Jawad al Malhi: Measures of Uncertainty at Al-M’mal Foundation for Contemporary Arts
June 6 to July 4, 2014
New Gate, Old City, Jerusalem 91145, (+972) 2 6283457
Palestinian artist Jawad al Malhi watches the activity on the street from his balcony in the Shufhat Refugee Camp in East Jerusalem, where he was born and still lives. At times it mirrors what he sees in television coverage of events across the Middle East, and it reminds him of his own fervent engagement with politics in the past. Young men on the street, mostly adolescents, stand around nervously waiting for something to happen, for an encounter that will set off an action in which they can participate. When it does, individuals who may not even know each other suddenly come together as a group, expressing their passion and acting as one.
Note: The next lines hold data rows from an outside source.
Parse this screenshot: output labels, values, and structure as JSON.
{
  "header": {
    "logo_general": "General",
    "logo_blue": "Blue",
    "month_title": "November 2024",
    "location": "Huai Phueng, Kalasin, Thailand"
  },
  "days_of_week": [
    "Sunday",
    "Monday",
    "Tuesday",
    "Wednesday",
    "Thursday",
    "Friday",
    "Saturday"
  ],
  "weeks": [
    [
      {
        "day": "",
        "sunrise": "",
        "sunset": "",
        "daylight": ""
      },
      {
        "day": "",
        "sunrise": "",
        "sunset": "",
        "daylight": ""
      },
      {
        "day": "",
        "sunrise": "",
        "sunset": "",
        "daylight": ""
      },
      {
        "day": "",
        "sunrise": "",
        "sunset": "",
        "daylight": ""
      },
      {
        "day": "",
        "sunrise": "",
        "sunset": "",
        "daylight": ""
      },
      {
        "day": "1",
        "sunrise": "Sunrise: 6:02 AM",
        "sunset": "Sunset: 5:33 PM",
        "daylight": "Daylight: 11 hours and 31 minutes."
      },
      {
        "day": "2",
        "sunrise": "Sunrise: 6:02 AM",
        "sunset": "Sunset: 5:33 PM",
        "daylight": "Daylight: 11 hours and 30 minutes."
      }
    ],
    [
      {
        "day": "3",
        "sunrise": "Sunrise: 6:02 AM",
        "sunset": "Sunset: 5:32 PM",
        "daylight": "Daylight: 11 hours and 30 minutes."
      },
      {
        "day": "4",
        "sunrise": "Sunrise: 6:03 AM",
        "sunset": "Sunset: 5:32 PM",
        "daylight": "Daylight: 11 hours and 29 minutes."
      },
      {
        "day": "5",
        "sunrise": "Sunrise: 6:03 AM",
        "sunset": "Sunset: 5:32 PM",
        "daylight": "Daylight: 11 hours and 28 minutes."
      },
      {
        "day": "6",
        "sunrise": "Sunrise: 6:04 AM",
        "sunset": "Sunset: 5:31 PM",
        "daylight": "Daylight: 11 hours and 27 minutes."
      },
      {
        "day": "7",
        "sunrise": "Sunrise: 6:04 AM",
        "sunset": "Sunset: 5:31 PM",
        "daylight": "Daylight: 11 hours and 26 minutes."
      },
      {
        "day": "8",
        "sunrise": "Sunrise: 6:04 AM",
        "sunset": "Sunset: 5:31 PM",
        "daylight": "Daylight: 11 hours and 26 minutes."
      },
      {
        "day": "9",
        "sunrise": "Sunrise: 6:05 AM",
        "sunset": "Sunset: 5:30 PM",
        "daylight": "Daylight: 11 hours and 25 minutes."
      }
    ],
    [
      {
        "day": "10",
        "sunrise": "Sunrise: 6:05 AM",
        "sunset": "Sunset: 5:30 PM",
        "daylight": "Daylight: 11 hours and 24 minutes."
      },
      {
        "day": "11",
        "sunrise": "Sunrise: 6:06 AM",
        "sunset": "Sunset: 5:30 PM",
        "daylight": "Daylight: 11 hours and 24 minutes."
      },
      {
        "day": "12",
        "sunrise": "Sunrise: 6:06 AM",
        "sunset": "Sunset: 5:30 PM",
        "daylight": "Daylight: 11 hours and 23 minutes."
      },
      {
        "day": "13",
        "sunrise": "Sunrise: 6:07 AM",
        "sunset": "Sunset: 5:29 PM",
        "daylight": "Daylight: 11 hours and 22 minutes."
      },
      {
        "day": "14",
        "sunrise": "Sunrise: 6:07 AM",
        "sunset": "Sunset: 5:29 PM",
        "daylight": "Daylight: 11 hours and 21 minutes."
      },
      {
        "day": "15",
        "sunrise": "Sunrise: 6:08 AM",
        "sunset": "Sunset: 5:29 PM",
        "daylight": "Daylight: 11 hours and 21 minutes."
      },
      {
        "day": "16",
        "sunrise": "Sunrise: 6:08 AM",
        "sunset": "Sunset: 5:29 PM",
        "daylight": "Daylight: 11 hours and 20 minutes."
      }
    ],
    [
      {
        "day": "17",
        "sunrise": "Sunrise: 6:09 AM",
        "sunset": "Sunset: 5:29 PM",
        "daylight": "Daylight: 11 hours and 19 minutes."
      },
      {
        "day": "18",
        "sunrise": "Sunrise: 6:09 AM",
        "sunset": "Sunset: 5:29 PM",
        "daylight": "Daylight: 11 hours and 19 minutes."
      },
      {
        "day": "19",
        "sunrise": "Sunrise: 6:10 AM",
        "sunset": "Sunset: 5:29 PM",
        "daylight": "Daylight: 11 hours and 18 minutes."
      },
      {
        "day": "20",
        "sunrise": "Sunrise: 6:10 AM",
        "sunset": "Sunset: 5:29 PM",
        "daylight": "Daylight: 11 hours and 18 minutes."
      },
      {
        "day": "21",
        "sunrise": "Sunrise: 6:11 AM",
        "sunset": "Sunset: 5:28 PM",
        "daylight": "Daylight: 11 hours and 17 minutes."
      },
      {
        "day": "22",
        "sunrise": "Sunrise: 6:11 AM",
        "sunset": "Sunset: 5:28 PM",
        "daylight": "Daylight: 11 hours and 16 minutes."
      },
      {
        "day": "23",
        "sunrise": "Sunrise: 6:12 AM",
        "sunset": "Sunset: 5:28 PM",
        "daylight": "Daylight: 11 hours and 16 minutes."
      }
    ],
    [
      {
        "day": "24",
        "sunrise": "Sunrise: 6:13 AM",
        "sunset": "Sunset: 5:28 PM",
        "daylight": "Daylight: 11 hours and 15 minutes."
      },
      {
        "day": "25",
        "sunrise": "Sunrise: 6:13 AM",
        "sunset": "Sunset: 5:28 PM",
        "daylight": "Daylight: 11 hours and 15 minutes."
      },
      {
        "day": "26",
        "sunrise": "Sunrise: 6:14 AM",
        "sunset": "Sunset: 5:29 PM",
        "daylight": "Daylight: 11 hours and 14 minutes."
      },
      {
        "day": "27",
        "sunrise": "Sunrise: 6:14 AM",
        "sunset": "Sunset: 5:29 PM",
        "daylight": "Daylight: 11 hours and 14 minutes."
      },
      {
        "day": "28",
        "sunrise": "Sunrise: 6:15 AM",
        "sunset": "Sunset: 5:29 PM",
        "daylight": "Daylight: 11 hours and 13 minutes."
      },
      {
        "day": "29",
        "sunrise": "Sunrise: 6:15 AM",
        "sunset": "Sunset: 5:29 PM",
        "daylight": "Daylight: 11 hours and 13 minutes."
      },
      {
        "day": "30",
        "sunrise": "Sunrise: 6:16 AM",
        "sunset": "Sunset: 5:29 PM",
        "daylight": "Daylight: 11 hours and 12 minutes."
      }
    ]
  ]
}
But when the event is over the solidarity disappears and they drift apart, uncertain and without purpose.
This fleeting moment after an event — the atmosphere, the body movements, the gestures and facial expressions —is what al Malhi seeks to capture in his paintings, viewing the crowd as if through a wide-angle camera lens, and using large canvases with minimal colour. It must be rather like trying to paint the sea after a wave has crashed, when for a moment the waters seem to have no clear direction.
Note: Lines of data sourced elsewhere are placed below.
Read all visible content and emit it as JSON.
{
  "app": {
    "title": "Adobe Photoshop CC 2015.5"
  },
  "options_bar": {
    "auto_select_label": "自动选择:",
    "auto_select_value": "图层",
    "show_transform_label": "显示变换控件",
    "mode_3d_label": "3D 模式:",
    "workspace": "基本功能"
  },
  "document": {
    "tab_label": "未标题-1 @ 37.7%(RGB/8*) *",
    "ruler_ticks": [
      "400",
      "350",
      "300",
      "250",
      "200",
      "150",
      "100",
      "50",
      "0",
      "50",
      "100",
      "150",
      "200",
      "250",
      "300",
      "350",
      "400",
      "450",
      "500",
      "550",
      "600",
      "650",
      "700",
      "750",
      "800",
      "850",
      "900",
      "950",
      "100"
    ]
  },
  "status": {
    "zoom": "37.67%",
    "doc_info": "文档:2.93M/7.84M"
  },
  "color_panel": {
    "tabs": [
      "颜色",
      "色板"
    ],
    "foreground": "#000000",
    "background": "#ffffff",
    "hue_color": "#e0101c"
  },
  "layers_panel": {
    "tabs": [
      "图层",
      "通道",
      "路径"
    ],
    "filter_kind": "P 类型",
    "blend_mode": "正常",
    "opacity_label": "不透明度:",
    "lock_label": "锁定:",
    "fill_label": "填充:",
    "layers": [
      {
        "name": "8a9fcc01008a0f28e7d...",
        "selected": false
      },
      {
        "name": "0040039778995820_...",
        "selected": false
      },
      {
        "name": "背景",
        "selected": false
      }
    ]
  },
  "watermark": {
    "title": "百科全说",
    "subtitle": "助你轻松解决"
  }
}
There is hardly a hint of the environment in these paintings, and a powerful absence of architectural space, just the dust and glare of an exposed public space. The boys seem to be wandering around nowhere. This is in total contrast to Al-Malhi’s previous body of work, a series of panoramic long-distance photographs that show the buildings of Shufhat packed claustrophobically close, and with no sign of people. Entitled “House No. 197,” they were exhibited at the recent Helsinki Photography Biennial, and at the Venice Biennale in 2009.
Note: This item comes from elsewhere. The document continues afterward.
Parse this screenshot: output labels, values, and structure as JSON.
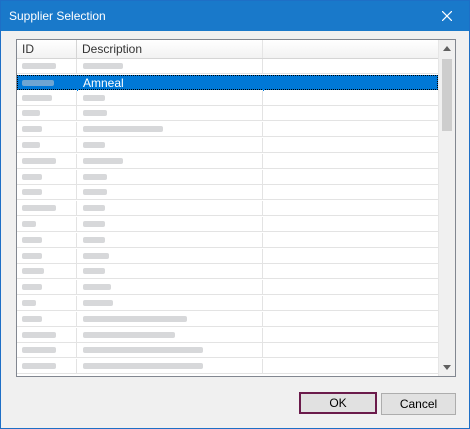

The youths depicted in his current exhibition, “Measures of Uncertainty,” could be hanging out near the Israeli checkpoint a short distance from al Malhi’s house, but in conversation the artist says that they are not necessarily Palestinian: they could be in Cairo, or Istanbul, or anywhere in the Middle East. Dressed in the generic t-shirts, hooded jackets and jeans of kids anywhere, they live in what he calls “Coca-Cola time,” perhaps meaning a mixture of expectation and emptiness, a mood as international as their clothes.
Coming into the elegantly renovated Al-Ma’mal gallery, a former tile factory, in Jerusalem’s Old City, the bleached, creamy colours of the paintings almost merge into the stone walls and there is a general sense of stillness, suggesting peace and harmony. At first sight, you could be looking at all-male scenes on the fringe of a football or cricket field. But a closer study shows the deep, naked unease in the expressions and body movements of people caught in suspense, floating in a toxic, anonymous haze.
There is a pervading sense of watchfulness. The characters watch each other and us. They seem aware of being watched — by the artist, by television cameras, by the international community. Sometimes a gaze catches the viewer’s eye and creates an emotional link. We find ourselves watching rather than viewing them, but with all this attention, they don’t know what to do. Many of the characters are portraits of people al Malhi knows — boys who work in a local garage or tire factory, for instance — which invests a strong, contemporaneous reality to the work. The characters express confusion and bafflement; they scratch their heads and look around, seem lost, stunned, mildly indignant, filled with trepidation. Each one seems isolated in his own restless dream.
But the dream, says al Malhi, doesn’t exist. What does exist is the huge potential energy, even power, within the crowds on the street. “They are looking for answers,” he says, “but perhaps should be trying to find questions.”print